As if savers weren’t having a hard enough time, government-backed National Savings & Investments (NS&I) has made it even tougher to get a decent low-risk return.
NS&I is slashing rates on a host of its saving products and making it harder to win a prize on Premium Bonds, which strengthens the arguments in favour of putting your long-term savings into a Stocks and Shares ISA instead.
From May, one of the six £100,000 Premium Bond prizes, one of the 12 £50,000 prizes, and more than 145,000 prizes worth £25 will go. In total, 173,718 of the 3.47 million prizes will disappear. This reduces the chance of winning a prize from an already meagre one-in-24,500, to an even more desperate one-in-26,000.
Good luck with those odds. The Premium Bond prize right now works out as a return of just 1.3% a year. Ouch.
Heading towards zero
As if that wasn’t bad enough, NS&I is also slashing rates on its Fixed-Interest Savings Certificates, Guaranteed Growth Bonds and Guaranteed Income Bonds, as well as its Direct Saver, Investment Account and Income Bonds.
The rate on its Direct Saver will fall from 1% to 0.7%, while its Investment Account falls from 0.8% to 0.7%. There is bad news for income seekers, with Income Bond rates falling 45 basis points from 1.15% to 0.7%,
NS&I said the rate cuts will align its offerings with its competitors, and “strike a balance between the needs of its savers, taxpayers and broader market stability”. It isn’t wrong, because its competitors offer a dismal return also.
Time to look elsewhere
This is bad news for older savers, who like NS&I because it is 100% guaranteed by the government, but there is a price to pay for this security.
If safety is your priority, you might just have to swallow these rate cuts, or find a market-leading Cash ISA, where the first £85,000 of your savings also have government protection, under the Financial Services Compensation Scheme.
However, if you are in a position to take a bit more risk, you should try a more rewarding approach of investing in the stock market instead, as this should provide a superior return over the longer run.
Do it through a Stocks and Shares ISA instead of the cash variety and any gains will be tax-free forever, whether those gains are about capital growth or the income you receive.
Get 7% instead
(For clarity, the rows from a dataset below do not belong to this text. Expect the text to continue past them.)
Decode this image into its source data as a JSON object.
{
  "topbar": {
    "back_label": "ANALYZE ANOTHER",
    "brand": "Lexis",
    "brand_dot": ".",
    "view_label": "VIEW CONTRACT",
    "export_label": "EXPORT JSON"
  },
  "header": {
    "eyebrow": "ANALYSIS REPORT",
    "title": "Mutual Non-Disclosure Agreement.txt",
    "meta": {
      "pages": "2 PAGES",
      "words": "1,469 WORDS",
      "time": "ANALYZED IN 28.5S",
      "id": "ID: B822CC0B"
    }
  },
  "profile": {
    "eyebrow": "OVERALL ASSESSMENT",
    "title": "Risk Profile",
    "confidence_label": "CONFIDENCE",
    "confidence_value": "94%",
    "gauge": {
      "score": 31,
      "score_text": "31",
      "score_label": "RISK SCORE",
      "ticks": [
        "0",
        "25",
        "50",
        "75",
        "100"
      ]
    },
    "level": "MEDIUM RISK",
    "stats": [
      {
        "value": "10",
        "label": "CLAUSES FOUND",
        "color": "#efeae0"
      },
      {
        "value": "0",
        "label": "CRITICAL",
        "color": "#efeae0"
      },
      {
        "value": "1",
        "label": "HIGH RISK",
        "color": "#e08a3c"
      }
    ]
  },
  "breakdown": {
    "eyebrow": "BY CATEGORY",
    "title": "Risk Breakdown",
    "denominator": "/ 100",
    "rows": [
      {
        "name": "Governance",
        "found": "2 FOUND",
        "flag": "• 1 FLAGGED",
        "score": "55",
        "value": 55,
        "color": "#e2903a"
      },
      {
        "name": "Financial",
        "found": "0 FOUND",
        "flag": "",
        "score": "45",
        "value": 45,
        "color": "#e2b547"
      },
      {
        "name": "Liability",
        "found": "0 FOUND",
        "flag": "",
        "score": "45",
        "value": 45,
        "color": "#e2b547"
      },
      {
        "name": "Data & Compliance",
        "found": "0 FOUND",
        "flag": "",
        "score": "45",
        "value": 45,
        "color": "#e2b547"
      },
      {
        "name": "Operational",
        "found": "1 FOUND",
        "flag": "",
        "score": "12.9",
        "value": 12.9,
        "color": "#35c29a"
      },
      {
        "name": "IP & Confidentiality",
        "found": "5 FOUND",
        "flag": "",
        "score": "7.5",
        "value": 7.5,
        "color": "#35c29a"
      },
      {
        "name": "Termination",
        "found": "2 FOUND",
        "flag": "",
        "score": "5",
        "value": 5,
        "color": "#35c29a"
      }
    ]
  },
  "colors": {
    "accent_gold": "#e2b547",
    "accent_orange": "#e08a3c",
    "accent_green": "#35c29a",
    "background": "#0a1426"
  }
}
Right now, the FTSE 100 index is full of shares offering yields of between 5% and 6% a year, and some dividends will give you even higher income than that. Alternatively, you could invest in a FTSE 100 tracker offered by iShares, Vanguard and many others, spreading your risk and yielding 4.24% a year currently, with capital growth on top if share prices rise.
That’s an easy way to tap into the FTSE 100 without needing to research individual shares.
Shares are volatile in the short run, but history shows that in the longer run they generate an average return of around 7% a year. Left for as long as possible, the gains can be substantial. You should invest money for five years at the very least, and leave it to grow untouched for as long as you can.
And after the latest news from NS&I, the arguments in favour of shares is even more compelling.
Income-seeking investors like you won’t want to miss out on this timely opportunity…
Here’s your chance to discover exactly what has got our Motley Fool UK analyst all fired up about this out-of-favour business that’s throwing off gobs of cash!
But here’s the really exciting part…
Our analyst is predicting there’s potential for this company’s market value to soar by at least 50% over the next few years...
He even anticipates that the dividend could grow nicely too — as this much-loved household brand continues to rapidly expand its online business — and reinvent itself for the digital age.
With shares still changing hands at what he believes is an undemanding valuation, now could be the ideal time for patient, income-seeking investors to start building a long-term holding.
Click here to claim your copy of this special report now — and we’ll tell you the name of this Top Income Share… free of charge!
Harvey Jones has no position in any of the shares mentioned. The Motley Fool UK has no position in any of the shares mentioned. Views expressed on the companies mentioned in this article are those of the writer and therefore may differ from the official recommendations we make in our subscription services such as Share Advisor, Hidden Winners and Pro. Here at The Motley Fool we believe that considering a diverse range of insights makes us better investors.